What is being asked:
Return, from the data below, each line that contains the word "JSON".

Entries from a dataset of interfaces
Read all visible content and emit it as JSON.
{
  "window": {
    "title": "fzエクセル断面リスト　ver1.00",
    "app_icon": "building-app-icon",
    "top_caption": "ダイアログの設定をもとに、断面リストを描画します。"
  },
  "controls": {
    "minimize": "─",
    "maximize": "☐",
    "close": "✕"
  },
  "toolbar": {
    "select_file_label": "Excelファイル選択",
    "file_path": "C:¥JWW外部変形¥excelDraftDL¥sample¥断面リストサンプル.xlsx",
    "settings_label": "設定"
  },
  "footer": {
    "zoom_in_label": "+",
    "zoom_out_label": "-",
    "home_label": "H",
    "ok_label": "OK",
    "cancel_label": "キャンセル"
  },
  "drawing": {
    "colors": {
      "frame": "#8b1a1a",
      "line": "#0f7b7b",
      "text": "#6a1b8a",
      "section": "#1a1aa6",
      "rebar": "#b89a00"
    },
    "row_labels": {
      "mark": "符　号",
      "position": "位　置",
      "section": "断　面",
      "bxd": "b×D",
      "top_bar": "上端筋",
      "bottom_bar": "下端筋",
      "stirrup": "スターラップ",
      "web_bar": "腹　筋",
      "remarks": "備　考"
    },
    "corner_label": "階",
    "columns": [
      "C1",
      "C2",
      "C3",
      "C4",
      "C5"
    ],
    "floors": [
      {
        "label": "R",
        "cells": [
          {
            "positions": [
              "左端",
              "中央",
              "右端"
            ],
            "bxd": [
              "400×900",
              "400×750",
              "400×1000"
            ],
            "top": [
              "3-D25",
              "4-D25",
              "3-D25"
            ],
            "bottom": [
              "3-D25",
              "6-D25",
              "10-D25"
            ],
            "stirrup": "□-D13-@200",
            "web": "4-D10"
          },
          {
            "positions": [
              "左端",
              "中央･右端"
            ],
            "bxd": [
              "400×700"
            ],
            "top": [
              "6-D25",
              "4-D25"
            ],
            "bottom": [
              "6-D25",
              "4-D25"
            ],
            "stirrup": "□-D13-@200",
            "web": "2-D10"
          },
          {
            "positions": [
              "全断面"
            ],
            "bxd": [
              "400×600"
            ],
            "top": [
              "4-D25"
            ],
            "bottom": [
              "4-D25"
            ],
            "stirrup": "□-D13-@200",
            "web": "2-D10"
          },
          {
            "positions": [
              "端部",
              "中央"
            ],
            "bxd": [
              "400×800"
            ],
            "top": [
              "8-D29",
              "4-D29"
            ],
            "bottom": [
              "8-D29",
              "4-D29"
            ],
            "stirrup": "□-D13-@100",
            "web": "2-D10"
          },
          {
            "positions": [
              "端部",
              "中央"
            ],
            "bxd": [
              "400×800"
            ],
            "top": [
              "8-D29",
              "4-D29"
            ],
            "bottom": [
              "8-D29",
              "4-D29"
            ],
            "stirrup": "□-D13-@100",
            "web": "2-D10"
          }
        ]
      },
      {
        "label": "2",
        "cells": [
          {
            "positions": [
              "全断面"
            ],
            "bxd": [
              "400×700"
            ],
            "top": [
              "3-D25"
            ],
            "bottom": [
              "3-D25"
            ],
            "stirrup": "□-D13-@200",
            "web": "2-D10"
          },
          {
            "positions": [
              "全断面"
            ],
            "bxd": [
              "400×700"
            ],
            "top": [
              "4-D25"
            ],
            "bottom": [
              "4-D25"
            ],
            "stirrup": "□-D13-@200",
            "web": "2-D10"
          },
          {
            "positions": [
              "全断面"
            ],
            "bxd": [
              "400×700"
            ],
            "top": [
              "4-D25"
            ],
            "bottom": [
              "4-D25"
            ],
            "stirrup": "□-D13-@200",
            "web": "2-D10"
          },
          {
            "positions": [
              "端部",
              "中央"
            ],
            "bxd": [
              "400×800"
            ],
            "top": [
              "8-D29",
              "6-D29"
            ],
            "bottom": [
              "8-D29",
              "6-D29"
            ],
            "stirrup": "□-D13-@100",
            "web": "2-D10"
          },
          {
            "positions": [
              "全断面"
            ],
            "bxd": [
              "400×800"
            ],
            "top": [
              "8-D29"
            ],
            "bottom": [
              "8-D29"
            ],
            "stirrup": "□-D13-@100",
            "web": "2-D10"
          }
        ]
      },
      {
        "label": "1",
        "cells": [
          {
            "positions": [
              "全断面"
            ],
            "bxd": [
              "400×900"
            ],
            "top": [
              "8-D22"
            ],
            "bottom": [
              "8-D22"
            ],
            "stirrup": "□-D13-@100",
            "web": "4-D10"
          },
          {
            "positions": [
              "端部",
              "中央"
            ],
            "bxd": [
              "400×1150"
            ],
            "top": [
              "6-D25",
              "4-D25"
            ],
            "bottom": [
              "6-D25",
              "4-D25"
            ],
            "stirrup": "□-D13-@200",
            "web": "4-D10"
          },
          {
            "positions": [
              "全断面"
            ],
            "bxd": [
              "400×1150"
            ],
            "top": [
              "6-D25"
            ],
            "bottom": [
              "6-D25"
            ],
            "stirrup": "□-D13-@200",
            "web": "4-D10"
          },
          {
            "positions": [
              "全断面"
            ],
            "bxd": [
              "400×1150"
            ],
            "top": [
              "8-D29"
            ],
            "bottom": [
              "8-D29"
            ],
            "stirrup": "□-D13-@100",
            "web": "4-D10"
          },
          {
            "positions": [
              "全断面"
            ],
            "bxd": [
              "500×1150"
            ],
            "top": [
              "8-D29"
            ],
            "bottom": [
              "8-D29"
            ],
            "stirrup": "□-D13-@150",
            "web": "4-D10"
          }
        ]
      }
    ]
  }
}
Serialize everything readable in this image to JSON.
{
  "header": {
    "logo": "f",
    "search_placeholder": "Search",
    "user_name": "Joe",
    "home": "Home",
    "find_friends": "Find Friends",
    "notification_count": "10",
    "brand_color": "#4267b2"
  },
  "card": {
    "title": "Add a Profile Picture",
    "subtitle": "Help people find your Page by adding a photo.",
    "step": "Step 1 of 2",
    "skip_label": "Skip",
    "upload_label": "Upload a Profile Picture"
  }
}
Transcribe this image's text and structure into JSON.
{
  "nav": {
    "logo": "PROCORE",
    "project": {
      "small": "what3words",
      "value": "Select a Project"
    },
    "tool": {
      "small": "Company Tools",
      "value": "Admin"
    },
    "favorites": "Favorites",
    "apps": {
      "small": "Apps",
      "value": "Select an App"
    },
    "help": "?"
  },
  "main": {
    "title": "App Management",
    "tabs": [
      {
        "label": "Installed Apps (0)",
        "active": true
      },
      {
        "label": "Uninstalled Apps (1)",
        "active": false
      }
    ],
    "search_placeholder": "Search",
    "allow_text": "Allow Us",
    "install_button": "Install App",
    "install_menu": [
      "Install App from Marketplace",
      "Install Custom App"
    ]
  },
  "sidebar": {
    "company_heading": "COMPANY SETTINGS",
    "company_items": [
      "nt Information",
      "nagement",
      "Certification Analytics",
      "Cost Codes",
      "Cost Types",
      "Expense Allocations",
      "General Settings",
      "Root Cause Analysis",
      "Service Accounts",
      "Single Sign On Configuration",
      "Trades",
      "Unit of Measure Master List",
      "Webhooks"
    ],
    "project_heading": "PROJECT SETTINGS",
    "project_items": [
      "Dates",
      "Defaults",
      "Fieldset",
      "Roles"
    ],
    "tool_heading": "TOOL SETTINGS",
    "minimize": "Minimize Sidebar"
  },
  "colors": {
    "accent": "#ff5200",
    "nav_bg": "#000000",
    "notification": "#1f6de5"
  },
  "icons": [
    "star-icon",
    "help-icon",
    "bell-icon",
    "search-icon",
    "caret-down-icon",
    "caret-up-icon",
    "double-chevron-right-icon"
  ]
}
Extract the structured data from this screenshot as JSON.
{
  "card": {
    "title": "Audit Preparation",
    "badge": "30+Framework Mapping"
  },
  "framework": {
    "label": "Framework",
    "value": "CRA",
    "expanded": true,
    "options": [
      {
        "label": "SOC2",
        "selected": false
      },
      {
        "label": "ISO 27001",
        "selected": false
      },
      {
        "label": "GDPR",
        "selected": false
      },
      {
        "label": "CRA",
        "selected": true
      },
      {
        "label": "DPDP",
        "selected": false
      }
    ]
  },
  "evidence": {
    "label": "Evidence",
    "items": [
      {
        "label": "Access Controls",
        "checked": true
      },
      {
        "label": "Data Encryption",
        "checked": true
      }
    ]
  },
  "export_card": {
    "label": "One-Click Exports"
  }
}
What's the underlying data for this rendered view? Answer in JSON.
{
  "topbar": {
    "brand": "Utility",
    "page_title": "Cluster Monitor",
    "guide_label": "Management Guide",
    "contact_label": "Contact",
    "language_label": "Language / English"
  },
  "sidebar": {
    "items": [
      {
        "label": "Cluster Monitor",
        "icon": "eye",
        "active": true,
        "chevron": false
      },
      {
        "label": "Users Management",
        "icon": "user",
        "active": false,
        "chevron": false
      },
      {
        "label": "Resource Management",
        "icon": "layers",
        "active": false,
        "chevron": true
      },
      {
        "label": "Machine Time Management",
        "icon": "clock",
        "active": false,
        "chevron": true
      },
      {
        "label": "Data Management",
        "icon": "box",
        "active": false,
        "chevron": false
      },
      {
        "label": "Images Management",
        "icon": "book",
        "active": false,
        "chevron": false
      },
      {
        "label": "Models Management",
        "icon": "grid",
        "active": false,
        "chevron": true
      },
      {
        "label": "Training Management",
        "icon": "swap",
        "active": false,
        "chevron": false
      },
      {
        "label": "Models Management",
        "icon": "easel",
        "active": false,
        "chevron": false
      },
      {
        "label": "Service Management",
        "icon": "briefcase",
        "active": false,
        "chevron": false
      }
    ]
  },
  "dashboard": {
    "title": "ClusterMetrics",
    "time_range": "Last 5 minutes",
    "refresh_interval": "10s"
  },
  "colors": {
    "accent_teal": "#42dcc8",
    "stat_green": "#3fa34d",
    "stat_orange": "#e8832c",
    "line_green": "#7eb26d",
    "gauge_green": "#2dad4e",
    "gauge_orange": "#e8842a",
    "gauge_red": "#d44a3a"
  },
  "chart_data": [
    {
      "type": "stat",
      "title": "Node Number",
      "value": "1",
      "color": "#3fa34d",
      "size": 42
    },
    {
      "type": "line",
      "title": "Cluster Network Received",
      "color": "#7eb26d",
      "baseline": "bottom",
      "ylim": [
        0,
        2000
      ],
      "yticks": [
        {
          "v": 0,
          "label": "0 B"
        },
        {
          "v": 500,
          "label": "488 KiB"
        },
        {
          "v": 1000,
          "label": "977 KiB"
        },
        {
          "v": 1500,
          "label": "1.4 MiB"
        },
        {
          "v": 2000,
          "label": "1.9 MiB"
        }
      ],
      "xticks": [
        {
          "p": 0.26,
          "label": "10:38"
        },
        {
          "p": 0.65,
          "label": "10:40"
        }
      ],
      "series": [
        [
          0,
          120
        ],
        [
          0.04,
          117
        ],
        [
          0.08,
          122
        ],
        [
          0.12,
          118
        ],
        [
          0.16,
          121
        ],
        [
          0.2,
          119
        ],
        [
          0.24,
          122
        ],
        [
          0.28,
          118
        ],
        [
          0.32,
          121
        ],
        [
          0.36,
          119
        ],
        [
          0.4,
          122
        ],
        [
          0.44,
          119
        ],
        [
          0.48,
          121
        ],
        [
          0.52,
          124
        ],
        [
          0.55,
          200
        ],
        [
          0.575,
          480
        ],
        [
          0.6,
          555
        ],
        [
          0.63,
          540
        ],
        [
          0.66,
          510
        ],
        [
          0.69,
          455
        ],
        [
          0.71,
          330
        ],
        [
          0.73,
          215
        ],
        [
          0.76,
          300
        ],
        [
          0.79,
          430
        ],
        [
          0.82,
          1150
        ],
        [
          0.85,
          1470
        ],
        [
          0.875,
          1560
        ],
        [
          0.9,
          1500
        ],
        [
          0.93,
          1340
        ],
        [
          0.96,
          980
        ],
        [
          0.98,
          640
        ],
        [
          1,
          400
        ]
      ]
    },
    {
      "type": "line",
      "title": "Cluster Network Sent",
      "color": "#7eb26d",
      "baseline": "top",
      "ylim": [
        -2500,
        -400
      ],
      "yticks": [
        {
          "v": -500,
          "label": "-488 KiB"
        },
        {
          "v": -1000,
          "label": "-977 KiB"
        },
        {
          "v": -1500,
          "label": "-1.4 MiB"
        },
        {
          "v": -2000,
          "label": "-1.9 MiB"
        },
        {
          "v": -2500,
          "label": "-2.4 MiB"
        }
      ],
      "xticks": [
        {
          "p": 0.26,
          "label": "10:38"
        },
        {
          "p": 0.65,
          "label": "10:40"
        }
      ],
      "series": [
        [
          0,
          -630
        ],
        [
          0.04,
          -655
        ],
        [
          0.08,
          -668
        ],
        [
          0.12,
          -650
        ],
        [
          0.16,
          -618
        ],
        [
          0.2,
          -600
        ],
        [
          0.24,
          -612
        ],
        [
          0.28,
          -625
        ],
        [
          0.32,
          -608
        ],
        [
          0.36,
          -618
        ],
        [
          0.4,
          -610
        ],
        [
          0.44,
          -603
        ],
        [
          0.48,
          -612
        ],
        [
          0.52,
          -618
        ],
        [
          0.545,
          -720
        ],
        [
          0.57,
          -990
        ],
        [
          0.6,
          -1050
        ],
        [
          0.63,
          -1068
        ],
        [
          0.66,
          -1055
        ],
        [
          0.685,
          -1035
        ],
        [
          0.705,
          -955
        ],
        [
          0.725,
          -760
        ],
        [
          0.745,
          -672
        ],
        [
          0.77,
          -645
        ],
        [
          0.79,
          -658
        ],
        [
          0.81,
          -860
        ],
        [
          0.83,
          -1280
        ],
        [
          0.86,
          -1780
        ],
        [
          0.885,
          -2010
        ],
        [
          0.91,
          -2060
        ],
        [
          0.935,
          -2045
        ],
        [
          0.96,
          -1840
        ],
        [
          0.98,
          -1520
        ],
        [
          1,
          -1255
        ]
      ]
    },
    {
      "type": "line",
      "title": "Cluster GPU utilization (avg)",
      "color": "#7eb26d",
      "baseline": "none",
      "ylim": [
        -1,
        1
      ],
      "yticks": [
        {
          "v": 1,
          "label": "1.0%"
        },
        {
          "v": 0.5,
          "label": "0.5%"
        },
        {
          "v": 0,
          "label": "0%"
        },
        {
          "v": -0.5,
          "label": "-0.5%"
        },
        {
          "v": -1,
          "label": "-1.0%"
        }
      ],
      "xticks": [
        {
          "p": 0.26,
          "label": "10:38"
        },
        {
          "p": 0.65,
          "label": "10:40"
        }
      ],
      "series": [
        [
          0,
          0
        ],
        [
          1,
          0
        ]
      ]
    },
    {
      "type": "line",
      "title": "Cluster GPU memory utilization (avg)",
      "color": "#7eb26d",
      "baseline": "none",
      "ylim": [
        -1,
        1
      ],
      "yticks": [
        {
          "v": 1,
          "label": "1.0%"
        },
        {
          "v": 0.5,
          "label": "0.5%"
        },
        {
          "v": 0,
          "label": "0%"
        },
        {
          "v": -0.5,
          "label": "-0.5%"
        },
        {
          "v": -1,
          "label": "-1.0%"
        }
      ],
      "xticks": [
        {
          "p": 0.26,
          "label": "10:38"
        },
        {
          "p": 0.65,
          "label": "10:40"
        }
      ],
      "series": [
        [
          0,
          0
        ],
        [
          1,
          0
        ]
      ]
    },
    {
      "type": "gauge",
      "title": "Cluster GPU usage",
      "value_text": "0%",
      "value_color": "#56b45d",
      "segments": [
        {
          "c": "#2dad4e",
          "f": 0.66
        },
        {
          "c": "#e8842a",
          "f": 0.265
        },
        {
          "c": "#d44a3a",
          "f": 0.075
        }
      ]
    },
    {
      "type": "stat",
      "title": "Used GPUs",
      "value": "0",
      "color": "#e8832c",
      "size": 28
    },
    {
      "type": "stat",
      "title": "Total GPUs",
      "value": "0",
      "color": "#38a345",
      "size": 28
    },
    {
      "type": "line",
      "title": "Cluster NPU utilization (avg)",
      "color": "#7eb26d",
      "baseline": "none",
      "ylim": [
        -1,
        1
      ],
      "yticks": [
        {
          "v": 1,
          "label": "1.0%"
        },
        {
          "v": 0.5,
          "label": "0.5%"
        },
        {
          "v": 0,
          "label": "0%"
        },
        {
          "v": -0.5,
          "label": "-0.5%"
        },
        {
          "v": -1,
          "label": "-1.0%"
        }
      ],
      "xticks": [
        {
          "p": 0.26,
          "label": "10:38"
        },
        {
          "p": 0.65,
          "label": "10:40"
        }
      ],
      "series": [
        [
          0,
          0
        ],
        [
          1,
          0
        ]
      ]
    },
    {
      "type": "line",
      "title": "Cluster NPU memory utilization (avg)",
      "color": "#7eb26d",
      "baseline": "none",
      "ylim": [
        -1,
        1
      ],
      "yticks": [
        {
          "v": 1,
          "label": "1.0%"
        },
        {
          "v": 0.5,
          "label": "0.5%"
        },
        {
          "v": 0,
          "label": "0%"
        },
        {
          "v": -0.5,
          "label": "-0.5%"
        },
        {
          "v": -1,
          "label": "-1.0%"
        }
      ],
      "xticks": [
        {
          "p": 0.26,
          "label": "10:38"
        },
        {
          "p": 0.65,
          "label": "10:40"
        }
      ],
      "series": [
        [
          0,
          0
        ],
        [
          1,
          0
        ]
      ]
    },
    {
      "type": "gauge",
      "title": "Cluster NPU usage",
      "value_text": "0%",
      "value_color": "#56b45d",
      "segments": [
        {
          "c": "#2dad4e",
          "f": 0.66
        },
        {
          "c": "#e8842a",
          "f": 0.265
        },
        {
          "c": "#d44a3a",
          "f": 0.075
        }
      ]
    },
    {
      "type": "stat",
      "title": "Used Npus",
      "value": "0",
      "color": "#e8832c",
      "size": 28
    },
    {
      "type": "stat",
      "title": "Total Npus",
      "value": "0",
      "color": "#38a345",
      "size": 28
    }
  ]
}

Reply:
Read all visible content and emit it as JSON.
Serialize everything readable in this image to JSON.
Transcribe this image's text and structure into JSON.
Extract the structured data from this screenshot as JSON.
What's the underlying data for this rendered view? Answer in JSON.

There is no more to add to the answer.